Trumpeter 1/350 USS Lassen DDG 82 Kit First Look
By Michael Benolkin
|Date of Review||December 2008||Manufacturer||Trumpeter|
|Subject||USS Lassen DDG 82||Scale||1/350|
|Kit Number||4526||Primary Media||Styrene, Photo-Etch|
|Pros||Very nicely detailed Burke-class destroyer kit||Cons|
|Skill Level||Intermediate||MSRP (USD)||$89.95|
The USS Lassen is an Flight IIA Arleigh Burke-class guided missile destroyer that is homeported in Yokosuka Naval Base in Japan. This ship is named for Medal of Honor winner Clyde Everett Lassen who rescued two downed aviators in Vietnam under heavy fire in his UH-2 Seasprite helicopter.
The USS Lassen was commissioned in 2001, powered by four gas turbine engines that can propel the ship above 30 knots.
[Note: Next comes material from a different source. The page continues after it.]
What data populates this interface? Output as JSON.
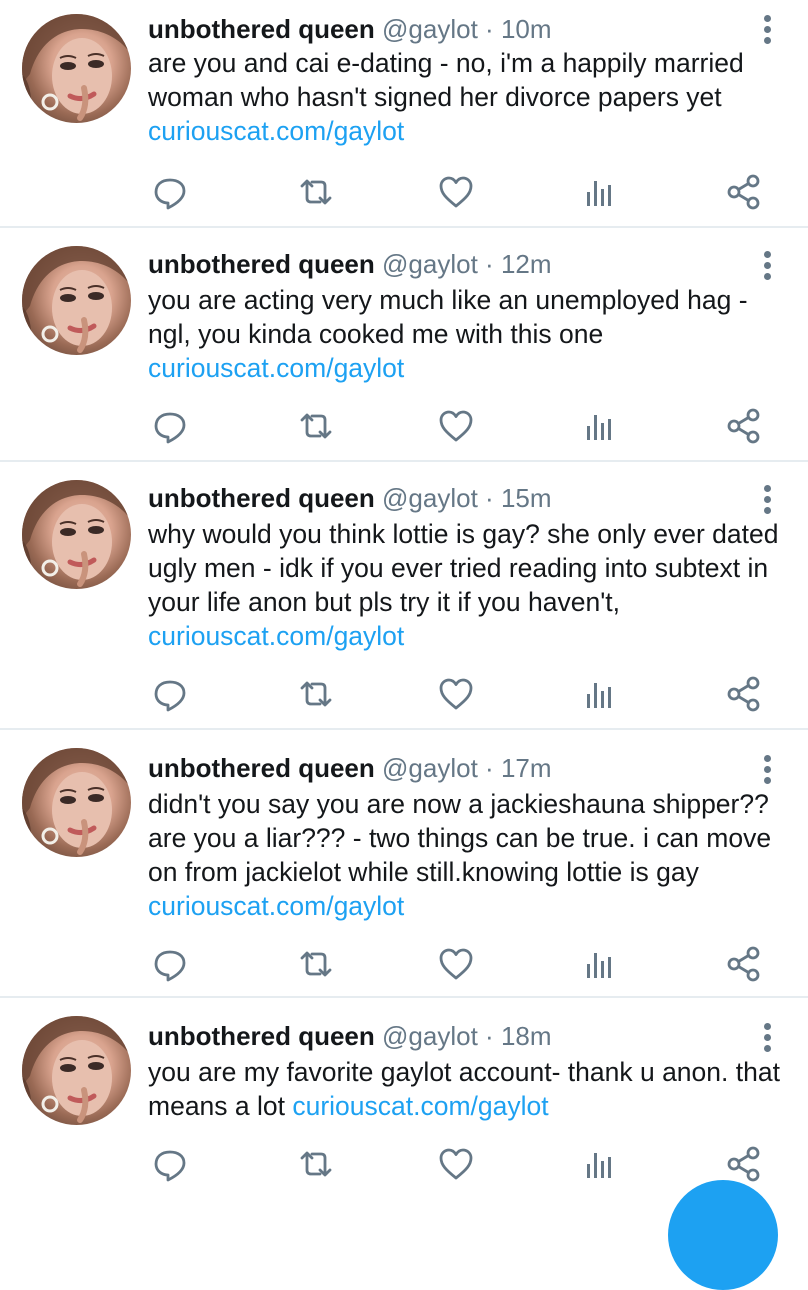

At first glance, it only appears to be armed with a single 5 inch main gun, but the Lassen, like the other members of the Burke-class, are armed with a number of vertical launch cells below deck that can fire the Standard Missile SM-2, Tomahawk cruise missile, and ASROC missiles. The ship is also armed with torpedo tubes and two Phalanx CIWS gun systems.
Fight IIA Burke-class destroyers are distinguishable by their twin hangars to accommodate two SH-60 Seahawk helicopters, improved 5 inch gun, deletion of the towed sonar array, deletion of the Harpoon missile launchers, among other features.
It is always interesting to see the gun battle between DML and Trumpeter as far as kit subjects go. DML released the DDG 92 USS Momsen (Flight IIA) while Trumpeter released this DDG 82 USS Lassen. You might think that these should be identical kits, but there are some distinctive differences between those two ships. More on this later.
Trumpeter molded this kit in their usual light gray styrene and presented it on eleven parts trees, plus separately provide upper hull and main deck. The kit also includes two parts in red for the full lower hull or waterline hull options, two parts trees in clear styrene, and one fret of photo-etched details.
When you look over the instructions, you'll see just how much detail is provided in this box. Trumpeter has taken great steps to capture as individually molded parts many details that other companies might simply mold as lumps on the deck. You can see the longer-barrel gun on the 5 inch mount that is fitted to this ship, the close-in gun mounts for proximity defense/security, and much more.
The hangar doors can be posed open or closed, so you can show one in the stall and one on the pad. The RAST tracks are clear and run into the hangars. The stowable flight deck extension plates are rendered in photo-etch and can be posed out for flight ops or up for safety railings.
You can see from the modular parts that make up the superstructure that Trumpeter is planning to accurately render other members of the Burke class with the right details.
I really like the details on the yardarms where Trumpeter has captured the various antennas that are fitted to these combatants. Even the ESM and Link 16 antennas are present.
As usual in Trumpeter's ship kits, you have your choice of a full-hull model on a provided stand, or a waterline presentation. Either way, you'll have some nice details to show off.
A nice touch in this kit is the set of photo-etched railings that capture one of the essential details of a ship model and are near impossible to do right in styrene. Normally the railings are left to the aftermarket companies to fulfill. You won't need any aftermarket details with this kit.
The SH-60 Seahawks are molded in clear styrene. If these are carefully masked and painted, the effect should be outstanding with the ability to see light through those windows. Nice touch!
The kit provides a very nice set of decals for the various identification and safety markings, as well as a number of spare drop-shadow hull numbers to render other ship numbers should you opt to do one of the Lassen's sisters.
In a new development, Trumpeter provides a nice full-color paint guide that is easy to read and provides paint colors using Vallejo, Model Master, Tamiya, and Humbrol paints. Keep that up Trumpeter!
I was pleasantly surprised to see this kit arrive for review as I had previously squirreled away the DML DDG 92 so that I could have a Burke-class destroyer on my desk. How do the two kits compare? Well, I'll be doing a comparison article soon, but the short story is that they are both nice kits, both have photo-etch, the DML kit has the new shields for the gas turbine exhaust ducts added to those later Burkes, and the DML kit is about half the price of the Trumpeter kit. Now that I've seen both, which one would I buy? The Trumpeter model. The kit is twice the price, but it has significantly more detail. I'd recommend the DML kit to less experienced modelers, but if you want an accurate Burke, you'll want the Trumpeter kit. More details to come in the comparative review.
My sincere thanks to Stevens International for this review sample!